Icy Interlude in Juneau Alaska
The guide sat on one end of the row boat rowing massive oars to get us as close as possible to the terminus (ending point) of Mendenhall Glacier. Eventually we were surrounded on all sides by ice, water, and mist and felt as if we were in the belly of the massive boulders of ice. In some places we could get to only 25 yards of it and in others we got out to enjoy standing on its small beaches of sediment.
Juneau Alaska provides the perfect entry point for icy exploration. It is nestled between Mount Juneau (3,576 ft.) and Mount Roberts (3,819 ft.). These mountains offer a scenic backdrop and protection from cold winds and permafrost. The weather was cool and comfortable at 60 F on that early July day as we headed out to row at Mendenhall Glacier. The skies were cloudy and there was a slight but steady drizzle. My husband and I were two of three brave adventurers in the boat with the guide and there were no others around. We suited up in rain gear at the edge of the bank. Hearing the distant roar of the water coming off the ice field caused my heart to pound in my chest and I was anxious to get moving out into the water. We sallied forth soon enough and found ourselves surrounded by ice, water, and mist in a part of Mendenhall Lake. The vertical crevices at the edge of the glacier revealed brilliant blue ice and we were humbled to silence by the roar of torrent glacial meltwater.
The area where we see the end of the glacier is the terminus and where the water is gushing is an event, a glacial-lake outburst flood, a jokulhlaup using Icelandic terminology. Looking back to the side of the lake where we entered, it was difficult to see the entry point to the area. We thought that no one else was around but then as we were standing on the beach, a kayak came out of the foggy mist into the area close enough to exchange greetings over the roar of the water. The lone person in the kayak handed us his camera and asked us to take his photograph. It was surreal to see him appear, have this brief exchange, and then see him disappear into the blue ice. I’m sure we must have looked that way when we entered and departed, a magical illusion.
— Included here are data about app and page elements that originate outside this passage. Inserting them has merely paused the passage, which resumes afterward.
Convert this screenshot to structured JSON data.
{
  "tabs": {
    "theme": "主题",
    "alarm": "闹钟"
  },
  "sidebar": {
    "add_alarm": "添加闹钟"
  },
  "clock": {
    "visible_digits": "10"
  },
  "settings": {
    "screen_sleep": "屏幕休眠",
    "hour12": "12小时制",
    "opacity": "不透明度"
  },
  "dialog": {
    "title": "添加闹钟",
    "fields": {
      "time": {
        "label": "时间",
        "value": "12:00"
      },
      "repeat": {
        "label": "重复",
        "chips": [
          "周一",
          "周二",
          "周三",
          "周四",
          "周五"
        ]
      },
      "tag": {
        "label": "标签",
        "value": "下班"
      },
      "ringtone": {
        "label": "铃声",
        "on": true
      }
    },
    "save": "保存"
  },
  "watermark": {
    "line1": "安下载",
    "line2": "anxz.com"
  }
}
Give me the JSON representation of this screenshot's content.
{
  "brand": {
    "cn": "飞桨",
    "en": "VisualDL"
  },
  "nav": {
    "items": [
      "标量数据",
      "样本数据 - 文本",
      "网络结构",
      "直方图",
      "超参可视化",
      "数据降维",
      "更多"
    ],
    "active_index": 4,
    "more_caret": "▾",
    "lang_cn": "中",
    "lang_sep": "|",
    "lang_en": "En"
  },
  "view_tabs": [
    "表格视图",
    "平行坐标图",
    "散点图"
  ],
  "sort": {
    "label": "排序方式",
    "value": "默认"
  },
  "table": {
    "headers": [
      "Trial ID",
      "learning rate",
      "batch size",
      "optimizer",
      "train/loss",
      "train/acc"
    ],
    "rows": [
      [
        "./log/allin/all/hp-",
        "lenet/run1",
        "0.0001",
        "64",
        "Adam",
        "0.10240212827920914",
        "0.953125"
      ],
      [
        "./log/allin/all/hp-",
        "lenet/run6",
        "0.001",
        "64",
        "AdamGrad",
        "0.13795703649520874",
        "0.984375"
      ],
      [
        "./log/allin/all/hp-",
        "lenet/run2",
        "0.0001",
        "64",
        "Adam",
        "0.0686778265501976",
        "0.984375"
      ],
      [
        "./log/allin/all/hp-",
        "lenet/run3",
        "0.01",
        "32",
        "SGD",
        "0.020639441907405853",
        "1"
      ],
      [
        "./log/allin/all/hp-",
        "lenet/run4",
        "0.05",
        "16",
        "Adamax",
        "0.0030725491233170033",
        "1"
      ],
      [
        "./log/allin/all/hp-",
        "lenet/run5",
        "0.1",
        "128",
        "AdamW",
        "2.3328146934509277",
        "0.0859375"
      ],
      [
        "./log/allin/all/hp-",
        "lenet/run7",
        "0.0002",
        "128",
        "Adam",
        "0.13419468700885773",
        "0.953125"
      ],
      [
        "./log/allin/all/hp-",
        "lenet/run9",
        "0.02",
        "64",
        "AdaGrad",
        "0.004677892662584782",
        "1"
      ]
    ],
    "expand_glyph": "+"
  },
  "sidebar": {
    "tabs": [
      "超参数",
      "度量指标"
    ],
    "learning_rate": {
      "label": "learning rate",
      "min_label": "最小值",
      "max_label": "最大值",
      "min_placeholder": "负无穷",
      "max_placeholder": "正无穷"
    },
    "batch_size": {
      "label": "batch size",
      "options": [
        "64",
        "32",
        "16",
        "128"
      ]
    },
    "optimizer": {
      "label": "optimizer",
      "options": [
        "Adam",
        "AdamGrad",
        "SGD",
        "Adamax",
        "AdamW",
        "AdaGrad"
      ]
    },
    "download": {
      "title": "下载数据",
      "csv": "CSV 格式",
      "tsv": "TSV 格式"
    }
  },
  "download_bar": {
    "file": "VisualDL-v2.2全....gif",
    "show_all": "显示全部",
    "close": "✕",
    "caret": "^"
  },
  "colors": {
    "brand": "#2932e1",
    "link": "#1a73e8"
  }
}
Mendenhall Glacier is located in Mendenhall Valley, 12 miles from Juneau. It is approximately 13.6 miles long. It elevation id 5,184 feet. Snowfall feeds the glacial ice of Mendenhall and new ice takes 200-250 to travel from Juneau Icefield to Mendenhall Lake. The glacier and its surrounding landscape is federally protected as part of the Tongass National Forest, Juneau was founded in 1880. In the late 19th century, a Tlingit Chief named Kowee led two prospectors to a creek that emptied into the Gastineau Channel, the area now Juneau. The prospectors began panning. They found gold in a few hours and it was that discovery that set a new course for Alaska. Although Juneau is the capital, the glaciers Mendenhall, Taku, and Herbert isolate it from the rest of Alaska.
HOW WE GOT THERE
We arrived at Juneau as part of the itinerary of the Zaandam – Holland America cruise ship, a cruise of the Inside Passage of Alaska. See more about the Zaandam at https://www.hollandamerica.com. The canoe trip was an optional excursion offered by the cruise line.
See more information about the Tongass National Forest and the Mendenhall Glacier at http://www.fs.usda.gov. From there click the Mendenhall Glacier Visitor Center for information about lodging, trails, transportation, maps, and other information/activities at the Mendenhall Glacier. Also for information on Mendenhall Glacier Guide to Juneau Alaska Glaciers hiking see https://alaskatrekker.com/alaska-glaciers.
Various parts of Mendenhall pose a threat of flooding as reservoirs in the glacier fill with melting ice and eventually break through (the outburst flooding). See the most recent information at http://www.JuneauEmpire.com, posted July 13, 2018 by reporter James Brooks “Juneau scientists await unprecedented flood from Mendenhall Glacier’s Suicide Basin”.
See interactive maps, amazing photographs and tour information for all Alaska’s Parks at https://www.alaskacollection.com.
Read a recent informative and entertaining article about Alaska’s Wrangler-St. Elias National Park and how the glaciers are melting “A daring Journey Into the Big Unknown of America’s Largest National Park” by Mark Jenkins, https://www.smithsonian.com.